Can you remember the last handshake you gave? What about the last hug or high five?
In these times when you’re responsibly social distancing, the frequency of physical contact with others has lessened. As a result, mental health professionals are concerned about the impact “touch deprivation” has on our state of mind. Though it’s not the only factor in depression or anxiety, lack of routine physical touch can be a contributor.
“Touch is integral to our development,” says Amy Parks, a Licensed Clinical Social Worker in the Pediatrics Department at UCSF Fresno. She refers to ‘kangaroo care’, or the laying of an infant on the mother’s chest, as “starting our lives with touch.”
Human touch is something we all yearn for — at every age — and that physical affection can help calm the nerves. Being deprived of physical contact for long periods of time may cause us to suffer from anxiety and depression.
We’re looking for solutions any way we can. Many are turning to blankets with beads or other weights sewn into them to simulate pressure that can unleash feel-good hormones and may reduce stress-induced cortisol. One weighted blanket company reported a doubling of sales starting in April 2020, just after COVID-19 started hitting the U.S. hardest.

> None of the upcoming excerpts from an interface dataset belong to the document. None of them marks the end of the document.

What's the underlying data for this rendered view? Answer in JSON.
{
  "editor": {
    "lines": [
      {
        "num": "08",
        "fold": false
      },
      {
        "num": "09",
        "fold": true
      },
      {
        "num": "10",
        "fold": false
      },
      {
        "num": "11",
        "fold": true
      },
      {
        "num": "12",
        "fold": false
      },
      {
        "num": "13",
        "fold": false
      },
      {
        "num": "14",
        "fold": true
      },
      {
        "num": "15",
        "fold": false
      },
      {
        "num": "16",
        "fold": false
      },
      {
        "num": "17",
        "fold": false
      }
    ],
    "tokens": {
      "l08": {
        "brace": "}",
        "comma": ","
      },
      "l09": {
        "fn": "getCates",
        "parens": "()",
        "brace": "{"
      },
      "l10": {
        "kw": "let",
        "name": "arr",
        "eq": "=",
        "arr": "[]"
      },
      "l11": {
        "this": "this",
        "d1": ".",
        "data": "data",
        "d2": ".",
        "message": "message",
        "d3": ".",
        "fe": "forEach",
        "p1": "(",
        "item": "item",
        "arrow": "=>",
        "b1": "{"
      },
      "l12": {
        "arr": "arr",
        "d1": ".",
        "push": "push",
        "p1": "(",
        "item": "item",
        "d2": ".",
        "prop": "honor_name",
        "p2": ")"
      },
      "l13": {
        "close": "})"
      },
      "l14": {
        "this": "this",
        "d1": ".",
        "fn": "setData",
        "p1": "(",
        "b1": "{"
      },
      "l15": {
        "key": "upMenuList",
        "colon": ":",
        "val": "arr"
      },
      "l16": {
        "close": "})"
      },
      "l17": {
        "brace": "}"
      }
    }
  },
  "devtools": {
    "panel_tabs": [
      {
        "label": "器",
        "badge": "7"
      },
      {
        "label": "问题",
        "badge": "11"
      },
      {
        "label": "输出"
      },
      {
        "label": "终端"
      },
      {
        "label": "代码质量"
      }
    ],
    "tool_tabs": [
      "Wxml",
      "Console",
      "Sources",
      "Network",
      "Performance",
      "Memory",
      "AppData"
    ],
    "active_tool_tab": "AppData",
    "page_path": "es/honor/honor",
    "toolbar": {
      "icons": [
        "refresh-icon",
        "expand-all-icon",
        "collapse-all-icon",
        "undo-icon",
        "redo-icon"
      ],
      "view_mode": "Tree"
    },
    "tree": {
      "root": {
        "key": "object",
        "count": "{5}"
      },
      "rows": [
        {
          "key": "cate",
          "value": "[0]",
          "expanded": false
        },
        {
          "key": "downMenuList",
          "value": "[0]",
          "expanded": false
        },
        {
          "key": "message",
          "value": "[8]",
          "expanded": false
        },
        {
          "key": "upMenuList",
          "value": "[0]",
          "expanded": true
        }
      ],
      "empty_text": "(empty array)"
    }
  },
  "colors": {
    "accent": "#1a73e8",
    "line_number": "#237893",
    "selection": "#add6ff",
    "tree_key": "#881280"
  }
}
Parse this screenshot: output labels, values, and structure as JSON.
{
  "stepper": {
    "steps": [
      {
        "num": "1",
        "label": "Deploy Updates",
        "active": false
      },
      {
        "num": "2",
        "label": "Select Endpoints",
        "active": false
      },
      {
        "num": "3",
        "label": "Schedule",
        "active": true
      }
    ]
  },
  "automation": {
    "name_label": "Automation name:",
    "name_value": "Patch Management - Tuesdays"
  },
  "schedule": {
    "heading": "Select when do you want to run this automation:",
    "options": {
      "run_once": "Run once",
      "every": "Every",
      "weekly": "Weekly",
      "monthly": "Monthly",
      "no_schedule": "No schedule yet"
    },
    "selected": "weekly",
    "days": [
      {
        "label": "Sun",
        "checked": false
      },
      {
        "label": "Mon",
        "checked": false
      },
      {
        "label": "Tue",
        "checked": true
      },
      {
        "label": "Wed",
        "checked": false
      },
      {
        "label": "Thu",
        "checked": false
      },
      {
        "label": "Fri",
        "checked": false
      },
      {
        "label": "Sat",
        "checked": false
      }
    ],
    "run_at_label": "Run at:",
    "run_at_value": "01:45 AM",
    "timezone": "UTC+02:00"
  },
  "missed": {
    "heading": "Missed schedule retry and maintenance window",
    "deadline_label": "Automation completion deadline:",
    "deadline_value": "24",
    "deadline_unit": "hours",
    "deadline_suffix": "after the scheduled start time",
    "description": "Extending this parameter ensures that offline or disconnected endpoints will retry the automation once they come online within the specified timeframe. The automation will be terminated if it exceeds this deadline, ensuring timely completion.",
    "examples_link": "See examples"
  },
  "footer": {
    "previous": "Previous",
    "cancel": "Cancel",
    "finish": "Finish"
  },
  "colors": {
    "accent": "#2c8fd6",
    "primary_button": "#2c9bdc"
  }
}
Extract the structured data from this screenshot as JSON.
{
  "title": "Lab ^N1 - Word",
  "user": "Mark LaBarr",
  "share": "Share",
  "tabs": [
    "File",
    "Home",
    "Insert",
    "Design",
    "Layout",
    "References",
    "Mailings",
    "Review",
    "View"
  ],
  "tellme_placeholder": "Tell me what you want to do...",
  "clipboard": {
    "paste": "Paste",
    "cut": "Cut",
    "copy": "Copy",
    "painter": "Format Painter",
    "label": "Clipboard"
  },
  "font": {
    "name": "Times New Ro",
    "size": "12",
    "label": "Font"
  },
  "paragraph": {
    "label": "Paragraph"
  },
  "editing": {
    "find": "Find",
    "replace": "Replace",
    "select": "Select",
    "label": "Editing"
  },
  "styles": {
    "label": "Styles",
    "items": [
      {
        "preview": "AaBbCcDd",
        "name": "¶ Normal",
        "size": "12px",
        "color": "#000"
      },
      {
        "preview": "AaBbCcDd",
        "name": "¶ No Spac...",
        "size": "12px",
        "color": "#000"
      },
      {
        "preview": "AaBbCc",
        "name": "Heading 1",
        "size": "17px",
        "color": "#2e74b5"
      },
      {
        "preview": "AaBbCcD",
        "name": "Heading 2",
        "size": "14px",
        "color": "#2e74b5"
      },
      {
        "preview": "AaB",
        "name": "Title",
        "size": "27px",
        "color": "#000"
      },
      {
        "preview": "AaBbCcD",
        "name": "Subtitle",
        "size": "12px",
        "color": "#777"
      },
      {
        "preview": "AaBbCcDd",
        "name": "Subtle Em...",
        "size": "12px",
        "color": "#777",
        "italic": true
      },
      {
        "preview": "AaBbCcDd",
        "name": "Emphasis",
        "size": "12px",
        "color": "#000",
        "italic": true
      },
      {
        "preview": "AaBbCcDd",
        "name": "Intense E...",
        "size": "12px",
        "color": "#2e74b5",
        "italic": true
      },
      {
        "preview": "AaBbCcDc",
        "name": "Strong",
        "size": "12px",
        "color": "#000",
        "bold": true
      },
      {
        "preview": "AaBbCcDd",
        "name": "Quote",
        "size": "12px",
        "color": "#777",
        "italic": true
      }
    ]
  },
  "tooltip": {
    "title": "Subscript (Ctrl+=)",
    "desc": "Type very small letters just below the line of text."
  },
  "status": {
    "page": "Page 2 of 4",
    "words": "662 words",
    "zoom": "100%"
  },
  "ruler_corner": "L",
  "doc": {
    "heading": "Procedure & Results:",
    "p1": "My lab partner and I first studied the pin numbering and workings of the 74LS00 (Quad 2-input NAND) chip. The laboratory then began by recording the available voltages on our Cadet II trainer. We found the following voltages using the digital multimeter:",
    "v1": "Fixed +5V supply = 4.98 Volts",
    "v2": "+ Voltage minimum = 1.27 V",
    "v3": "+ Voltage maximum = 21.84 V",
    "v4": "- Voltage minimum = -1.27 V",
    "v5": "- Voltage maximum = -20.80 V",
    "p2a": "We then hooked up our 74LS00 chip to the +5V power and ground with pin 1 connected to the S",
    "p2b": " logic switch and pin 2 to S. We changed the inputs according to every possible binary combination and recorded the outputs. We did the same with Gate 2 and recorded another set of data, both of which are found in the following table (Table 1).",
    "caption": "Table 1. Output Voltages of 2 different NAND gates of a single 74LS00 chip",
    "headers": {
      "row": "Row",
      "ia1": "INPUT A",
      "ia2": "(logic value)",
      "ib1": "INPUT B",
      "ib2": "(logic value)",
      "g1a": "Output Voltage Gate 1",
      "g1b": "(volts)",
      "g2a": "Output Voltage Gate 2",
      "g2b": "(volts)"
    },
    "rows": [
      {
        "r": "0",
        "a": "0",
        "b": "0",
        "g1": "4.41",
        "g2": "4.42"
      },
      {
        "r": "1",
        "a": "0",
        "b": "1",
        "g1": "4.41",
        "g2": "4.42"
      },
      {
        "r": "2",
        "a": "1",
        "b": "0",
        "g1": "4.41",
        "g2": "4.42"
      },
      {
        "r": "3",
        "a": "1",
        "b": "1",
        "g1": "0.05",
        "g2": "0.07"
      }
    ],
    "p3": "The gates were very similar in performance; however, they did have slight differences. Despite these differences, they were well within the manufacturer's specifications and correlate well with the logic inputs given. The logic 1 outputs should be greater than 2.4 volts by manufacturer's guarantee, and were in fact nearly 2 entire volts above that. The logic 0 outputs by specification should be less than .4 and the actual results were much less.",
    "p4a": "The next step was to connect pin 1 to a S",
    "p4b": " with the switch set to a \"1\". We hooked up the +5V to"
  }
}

A brief reminder: Why we aren’t touching
COVID-19 spreads mainly through close contact from person to person, according to the Centers for Disease Control and Prevention (CDC). Therefore, we’re all trying to keep six feet of distance between us and others to prevent the spread of the disease.
Respiratory droplets from coughing, sneezing, singing, talking or breathing expose you to infection when in close contact with someone who has COVID-19.
Employ your five senses
Parks points us toward the five senses (touch, sight, hearing, smell and taste) for a remedy to touch deprivation. Identify something from each sense that’s calming, she says. Use these if you start to feel depressed or anxious.
“After some practice,” Parks says, “just thinking of that item or seeing it will calm you.”
What works is different for everyone. The smell of coffee might soothe you but not your spouse, so work to find what works best for your individual preferences.
Ways to help satisfy your need for touch through the senses
Look for soundscapes you find relaxing from free apps or websites.
Caress different textures such as furry, silky and smooth surfaces.
Learn about aromatherapy and the benefits of different scents.
Take time to savor the tastes of your meals, rather than inhaling them while distracted by the TV or at the desk.
Virtually see the people in your life. Says Parks, “In my meetings I try to have the camera on.”
What about my “bubble”?
Your bubble is the small group you’ve allowed into your home from another, and have together agreed to practice COVID-safe measures such as masking and social distancing when out of the home. Experiencing touch with those in your household bubble or pod may also help, but it comes with risks. Your family or friends may still be exposed to COVID-19 while running errands or going about their daily business and therefore can still bring the disease into the bubble.
Identify your supportive relationships
Finally, Parks encourages identifying the supportive relationships in our lives. These may or may not represent people in our bubble. It might include your pets. Once you’ve identified those individuals, make an effort to spend safe and high-quality time with them, such as meals or “no electronics” time, in order to connect (virtually if they’re not in your bubble). Make the time to maintain a healthy support system for yourself.
“And remember,” Parks finishes, “this will not be our forever. This is temporary.” That’s a saying she encourages people to post somewhere to stay positive until the day hugs don’t carry their current danger.